§ **WORK INSTRUCTION**
Pick out every line of the entries below where "title" occurs, and copy those lines.

START AVAILABLE RECORDS

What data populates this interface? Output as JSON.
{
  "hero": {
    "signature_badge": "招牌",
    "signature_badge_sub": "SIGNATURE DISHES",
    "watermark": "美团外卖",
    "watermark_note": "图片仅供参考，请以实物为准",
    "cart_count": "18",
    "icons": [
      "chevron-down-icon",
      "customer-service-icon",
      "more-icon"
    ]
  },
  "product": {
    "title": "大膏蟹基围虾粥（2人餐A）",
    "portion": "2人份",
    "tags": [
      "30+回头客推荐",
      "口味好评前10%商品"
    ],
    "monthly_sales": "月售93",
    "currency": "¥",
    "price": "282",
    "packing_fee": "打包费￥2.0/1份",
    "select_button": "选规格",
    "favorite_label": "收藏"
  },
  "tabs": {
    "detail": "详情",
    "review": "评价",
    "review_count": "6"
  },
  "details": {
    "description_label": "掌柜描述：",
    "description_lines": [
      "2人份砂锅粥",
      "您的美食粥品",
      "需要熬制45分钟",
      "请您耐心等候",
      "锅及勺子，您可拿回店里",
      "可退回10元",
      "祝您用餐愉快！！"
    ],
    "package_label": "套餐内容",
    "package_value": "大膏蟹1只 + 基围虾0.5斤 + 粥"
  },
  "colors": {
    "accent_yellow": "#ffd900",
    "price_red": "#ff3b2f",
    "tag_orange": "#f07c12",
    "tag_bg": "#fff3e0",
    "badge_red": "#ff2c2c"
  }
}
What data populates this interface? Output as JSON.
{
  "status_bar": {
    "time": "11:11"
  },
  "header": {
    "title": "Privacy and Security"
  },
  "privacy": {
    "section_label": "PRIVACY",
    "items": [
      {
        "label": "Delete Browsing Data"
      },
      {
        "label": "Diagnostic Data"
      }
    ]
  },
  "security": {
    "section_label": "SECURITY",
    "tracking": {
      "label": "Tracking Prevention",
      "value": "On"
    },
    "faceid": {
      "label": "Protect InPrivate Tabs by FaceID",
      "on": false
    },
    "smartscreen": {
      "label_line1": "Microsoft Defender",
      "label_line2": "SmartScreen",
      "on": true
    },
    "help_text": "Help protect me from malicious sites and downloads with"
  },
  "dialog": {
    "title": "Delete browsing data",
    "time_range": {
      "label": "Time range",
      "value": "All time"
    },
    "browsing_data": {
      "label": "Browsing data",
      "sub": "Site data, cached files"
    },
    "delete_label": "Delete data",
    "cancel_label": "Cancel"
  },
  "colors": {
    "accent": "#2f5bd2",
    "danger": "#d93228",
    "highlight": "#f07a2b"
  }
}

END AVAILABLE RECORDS

§ **EXERCISE ANSWER**
    "title": "大膏蟹基围虾粥（2人餐A）",
    "title": "Privacy and Security"
    "title": "Delete browsing data",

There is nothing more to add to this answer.